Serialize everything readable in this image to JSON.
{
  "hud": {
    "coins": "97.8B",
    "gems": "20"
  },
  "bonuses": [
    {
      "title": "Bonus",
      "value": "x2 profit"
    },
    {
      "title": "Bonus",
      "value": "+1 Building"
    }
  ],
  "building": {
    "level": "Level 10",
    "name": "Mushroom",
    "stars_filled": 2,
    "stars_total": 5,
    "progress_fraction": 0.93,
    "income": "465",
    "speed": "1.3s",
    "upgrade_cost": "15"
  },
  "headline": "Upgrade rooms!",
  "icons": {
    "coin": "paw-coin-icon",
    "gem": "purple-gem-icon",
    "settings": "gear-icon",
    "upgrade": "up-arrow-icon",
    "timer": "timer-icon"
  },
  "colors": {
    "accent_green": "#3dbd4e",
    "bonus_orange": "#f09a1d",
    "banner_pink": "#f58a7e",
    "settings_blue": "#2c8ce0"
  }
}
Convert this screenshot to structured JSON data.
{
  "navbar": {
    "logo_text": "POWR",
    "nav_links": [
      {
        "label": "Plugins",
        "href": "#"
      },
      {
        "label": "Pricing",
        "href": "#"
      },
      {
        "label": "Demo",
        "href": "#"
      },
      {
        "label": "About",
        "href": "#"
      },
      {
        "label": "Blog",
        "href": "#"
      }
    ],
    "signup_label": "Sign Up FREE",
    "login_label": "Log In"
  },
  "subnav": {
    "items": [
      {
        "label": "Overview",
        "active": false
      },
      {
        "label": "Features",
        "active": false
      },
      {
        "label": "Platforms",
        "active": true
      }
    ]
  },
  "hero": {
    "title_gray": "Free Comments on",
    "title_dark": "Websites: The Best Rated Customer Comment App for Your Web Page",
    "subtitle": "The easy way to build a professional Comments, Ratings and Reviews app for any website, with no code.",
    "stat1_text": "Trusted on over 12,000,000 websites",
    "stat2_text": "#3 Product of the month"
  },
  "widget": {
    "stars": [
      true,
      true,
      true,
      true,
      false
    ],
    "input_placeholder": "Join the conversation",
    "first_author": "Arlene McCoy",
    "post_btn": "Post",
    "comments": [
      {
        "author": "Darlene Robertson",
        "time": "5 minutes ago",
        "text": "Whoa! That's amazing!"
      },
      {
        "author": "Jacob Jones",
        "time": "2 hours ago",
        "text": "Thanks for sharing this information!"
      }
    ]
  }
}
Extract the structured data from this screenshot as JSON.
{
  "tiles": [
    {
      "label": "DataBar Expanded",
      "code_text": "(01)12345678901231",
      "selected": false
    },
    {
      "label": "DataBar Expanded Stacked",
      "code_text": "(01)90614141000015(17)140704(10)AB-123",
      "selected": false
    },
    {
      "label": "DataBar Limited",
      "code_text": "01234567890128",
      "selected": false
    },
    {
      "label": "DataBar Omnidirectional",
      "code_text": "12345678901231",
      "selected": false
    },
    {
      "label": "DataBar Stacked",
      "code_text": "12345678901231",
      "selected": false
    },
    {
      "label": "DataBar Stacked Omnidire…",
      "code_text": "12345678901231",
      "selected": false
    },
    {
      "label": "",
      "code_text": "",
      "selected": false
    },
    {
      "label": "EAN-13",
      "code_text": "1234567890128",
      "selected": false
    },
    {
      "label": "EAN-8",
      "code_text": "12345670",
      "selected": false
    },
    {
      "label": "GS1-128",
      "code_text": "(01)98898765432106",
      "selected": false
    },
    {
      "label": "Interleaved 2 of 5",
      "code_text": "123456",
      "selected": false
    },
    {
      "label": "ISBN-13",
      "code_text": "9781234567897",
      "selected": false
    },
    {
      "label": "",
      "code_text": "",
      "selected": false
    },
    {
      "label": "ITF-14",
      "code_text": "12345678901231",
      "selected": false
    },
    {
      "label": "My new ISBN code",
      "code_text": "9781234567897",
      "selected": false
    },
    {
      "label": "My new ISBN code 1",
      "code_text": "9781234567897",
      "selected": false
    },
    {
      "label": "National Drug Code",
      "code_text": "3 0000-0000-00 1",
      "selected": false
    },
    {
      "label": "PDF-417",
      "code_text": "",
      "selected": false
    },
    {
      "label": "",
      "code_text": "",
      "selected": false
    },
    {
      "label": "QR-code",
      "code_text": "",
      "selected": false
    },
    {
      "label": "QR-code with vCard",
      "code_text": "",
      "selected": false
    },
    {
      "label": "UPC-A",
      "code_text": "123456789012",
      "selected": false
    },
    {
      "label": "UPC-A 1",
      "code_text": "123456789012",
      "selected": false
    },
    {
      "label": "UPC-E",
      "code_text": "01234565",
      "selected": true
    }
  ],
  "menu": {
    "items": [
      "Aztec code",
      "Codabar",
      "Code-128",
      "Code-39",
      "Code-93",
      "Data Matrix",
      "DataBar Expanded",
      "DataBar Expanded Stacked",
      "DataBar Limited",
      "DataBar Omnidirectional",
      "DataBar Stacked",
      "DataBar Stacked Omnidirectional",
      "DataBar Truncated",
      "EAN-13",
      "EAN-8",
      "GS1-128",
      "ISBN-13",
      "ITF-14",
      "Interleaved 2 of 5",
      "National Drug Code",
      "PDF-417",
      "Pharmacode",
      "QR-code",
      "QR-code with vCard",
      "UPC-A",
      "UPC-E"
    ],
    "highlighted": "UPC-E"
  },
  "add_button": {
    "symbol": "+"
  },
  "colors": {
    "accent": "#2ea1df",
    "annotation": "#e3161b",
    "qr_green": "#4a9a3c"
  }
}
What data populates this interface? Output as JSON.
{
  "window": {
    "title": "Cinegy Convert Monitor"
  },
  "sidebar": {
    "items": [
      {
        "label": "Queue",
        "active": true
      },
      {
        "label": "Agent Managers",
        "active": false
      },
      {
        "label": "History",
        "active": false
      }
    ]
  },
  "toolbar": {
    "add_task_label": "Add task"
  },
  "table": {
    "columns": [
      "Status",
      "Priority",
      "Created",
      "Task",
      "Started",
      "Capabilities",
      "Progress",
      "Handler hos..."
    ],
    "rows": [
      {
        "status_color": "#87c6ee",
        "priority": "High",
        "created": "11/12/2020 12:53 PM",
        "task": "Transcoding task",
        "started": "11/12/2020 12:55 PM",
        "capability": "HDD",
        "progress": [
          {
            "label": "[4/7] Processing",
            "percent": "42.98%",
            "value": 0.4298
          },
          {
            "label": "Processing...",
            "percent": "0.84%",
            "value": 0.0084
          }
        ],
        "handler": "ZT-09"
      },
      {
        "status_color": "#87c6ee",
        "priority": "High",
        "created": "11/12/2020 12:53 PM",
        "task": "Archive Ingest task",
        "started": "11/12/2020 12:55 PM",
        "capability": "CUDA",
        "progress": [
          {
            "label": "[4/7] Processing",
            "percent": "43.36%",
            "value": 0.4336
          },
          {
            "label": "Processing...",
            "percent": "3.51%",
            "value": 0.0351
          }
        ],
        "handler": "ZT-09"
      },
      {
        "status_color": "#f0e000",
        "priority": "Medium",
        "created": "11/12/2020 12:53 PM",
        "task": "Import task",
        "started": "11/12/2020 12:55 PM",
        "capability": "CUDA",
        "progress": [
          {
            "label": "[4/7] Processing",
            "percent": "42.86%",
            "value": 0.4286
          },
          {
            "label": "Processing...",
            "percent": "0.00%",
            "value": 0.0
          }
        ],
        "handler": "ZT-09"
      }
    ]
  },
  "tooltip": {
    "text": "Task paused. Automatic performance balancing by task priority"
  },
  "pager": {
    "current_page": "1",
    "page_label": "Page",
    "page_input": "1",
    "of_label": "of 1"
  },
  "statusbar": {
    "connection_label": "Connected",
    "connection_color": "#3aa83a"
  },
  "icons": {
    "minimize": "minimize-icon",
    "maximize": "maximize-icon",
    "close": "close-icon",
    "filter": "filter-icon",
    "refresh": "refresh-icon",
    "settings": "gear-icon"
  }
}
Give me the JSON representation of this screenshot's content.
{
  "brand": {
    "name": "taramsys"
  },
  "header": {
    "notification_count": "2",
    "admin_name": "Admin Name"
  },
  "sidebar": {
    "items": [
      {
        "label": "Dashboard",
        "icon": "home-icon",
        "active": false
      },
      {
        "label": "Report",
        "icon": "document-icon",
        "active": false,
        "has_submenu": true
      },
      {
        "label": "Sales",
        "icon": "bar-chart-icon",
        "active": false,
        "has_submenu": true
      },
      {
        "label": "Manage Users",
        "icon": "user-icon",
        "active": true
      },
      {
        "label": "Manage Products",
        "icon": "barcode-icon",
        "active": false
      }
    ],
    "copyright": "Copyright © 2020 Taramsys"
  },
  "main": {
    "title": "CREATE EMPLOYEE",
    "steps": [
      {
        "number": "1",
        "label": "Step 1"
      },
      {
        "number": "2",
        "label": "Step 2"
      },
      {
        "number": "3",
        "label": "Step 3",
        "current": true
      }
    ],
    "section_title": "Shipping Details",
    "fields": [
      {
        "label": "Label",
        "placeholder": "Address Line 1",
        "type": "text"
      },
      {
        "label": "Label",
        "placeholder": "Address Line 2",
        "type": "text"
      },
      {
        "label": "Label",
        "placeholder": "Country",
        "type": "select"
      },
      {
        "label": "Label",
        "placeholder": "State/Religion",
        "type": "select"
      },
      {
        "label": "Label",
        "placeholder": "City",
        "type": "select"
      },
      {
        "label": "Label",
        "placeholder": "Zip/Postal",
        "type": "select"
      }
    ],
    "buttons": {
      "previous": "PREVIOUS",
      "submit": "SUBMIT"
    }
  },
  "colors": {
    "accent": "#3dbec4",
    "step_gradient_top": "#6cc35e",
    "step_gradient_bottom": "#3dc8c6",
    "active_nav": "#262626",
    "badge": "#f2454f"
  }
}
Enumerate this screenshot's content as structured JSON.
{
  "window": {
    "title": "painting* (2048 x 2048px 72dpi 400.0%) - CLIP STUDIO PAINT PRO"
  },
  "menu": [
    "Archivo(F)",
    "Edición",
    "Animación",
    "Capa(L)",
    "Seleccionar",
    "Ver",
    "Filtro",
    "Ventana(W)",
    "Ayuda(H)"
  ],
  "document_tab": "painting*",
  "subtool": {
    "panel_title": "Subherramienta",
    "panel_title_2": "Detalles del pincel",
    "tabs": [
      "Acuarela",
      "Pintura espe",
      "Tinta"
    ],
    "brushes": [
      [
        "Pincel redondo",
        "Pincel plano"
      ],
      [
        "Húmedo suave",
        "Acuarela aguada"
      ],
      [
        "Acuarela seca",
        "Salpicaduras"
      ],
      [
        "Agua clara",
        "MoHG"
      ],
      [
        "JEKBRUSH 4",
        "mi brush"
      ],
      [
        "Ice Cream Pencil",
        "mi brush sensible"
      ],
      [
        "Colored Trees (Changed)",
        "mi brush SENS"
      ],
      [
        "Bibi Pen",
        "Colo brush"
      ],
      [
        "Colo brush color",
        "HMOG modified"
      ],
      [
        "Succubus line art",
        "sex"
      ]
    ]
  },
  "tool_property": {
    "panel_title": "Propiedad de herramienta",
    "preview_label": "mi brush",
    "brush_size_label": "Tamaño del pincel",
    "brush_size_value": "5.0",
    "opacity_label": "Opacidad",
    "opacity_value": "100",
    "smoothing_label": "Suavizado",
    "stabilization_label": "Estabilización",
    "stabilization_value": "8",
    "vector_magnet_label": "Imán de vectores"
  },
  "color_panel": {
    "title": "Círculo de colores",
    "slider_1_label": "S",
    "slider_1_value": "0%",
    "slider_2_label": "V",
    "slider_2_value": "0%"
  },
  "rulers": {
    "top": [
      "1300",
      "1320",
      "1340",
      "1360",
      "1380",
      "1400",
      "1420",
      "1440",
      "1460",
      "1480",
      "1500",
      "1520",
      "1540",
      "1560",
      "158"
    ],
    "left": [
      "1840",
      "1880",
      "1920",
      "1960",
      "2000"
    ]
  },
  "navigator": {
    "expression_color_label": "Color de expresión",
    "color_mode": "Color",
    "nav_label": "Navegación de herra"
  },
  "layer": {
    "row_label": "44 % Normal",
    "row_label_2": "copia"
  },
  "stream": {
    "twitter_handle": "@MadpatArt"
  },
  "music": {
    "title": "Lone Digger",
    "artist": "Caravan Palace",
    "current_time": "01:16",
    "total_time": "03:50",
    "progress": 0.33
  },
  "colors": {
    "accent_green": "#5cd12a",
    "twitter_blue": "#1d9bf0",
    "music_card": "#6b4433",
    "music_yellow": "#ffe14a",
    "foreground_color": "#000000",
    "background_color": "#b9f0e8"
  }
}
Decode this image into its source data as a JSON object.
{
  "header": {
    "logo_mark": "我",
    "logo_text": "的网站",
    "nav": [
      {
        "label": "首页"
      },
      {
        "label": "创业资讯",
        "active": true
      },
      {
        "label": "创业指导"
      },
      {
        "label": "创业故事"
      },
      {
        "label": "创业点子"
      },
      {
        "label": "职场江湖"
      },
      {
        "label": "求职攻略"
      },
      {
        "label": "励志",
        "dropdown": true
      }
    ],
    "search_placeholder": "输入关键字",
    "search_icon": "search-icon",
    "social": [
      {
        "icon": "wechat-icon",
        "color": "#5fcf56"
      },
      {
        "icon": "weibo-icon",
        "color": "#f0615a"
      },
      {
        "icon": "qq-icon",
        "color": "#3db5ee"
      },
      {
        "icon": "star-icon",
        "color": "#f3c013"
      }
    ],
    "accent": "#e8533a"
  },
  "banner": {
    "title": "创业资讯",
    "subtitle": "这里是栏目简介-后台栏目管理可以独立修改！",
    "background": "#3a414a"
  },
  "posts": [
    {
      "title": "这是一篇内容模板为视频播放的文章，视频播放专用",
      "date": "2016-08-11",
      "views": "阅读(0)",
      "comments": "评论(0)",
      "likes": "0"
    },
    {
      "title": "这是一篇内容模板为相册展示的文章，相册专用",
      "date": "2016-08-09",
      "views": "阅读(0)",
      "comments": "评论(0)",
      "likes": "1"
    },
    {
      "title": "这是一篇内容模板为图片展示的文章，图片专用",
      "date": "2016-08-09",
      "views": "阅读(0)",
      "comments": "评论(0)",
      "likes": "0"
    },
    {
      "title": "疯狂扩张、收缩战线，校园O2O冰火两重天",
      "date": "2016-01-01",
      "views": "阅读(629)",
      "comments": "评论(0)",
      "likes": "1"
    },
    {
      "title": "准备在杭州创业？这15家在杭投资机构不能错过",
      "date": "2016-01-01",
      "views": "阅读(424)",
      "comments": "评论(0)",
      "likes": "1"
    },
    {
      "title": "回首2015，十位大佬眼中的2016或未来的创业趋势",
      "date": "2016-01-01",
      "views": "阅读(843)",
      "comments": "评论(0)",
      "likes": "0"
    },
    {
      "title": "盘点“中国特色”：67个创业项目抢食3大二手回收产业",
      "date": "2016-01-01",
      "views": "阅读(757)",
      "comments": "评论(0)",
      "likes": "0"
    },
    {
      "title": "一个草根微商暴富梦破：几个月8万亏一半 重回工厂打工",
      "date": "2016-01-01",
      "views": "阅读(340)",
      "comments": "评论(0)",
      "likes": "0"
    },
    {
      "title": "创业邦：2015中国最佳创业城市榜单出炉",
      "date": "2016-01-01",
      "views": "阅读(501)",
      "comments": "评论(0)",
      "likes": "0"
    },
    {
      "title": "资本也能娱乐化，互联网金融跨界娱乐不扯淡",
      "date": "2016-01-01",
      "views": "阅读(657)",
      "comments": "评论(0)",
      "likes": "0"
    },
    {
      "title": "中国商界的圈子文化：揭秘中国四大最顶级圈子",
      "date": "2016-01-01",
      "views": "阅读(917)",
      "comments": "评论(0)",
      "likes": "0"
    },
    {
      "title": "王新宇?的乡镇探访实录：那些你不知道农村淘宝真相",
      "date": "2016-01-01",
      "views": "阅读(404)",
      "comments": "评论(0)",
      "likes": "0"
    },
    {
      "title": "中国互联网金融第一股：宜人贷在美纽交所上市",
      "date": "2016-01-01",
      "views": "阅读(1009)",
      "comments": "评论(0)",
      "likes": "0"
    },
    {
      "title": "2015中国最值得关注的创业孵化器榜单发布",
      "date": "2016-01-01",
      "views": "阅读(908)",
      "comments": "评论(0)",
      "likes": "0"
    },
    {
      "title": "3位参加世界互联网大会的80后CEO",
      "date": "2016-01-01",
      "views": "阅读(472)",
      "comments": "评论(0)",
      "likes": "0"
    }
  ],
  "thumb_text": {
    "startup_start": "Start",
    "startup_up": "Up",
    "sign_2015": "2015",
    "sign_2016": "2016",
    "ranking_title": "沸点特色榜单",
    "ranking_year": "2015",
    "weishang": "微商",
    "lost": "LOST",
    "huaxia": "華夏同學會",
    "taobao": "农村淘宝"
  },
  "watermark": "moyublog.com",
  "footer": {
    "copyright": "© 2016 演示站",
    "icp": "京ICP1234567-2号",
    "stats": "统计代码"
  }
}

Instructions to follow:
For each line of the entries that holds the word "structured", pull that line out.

Answer to this task:
Convert this screenshot to structured JSON data.
Extract the structured data from this screenshot as JSON.
Enumerate this screenshot's content as structured JSON.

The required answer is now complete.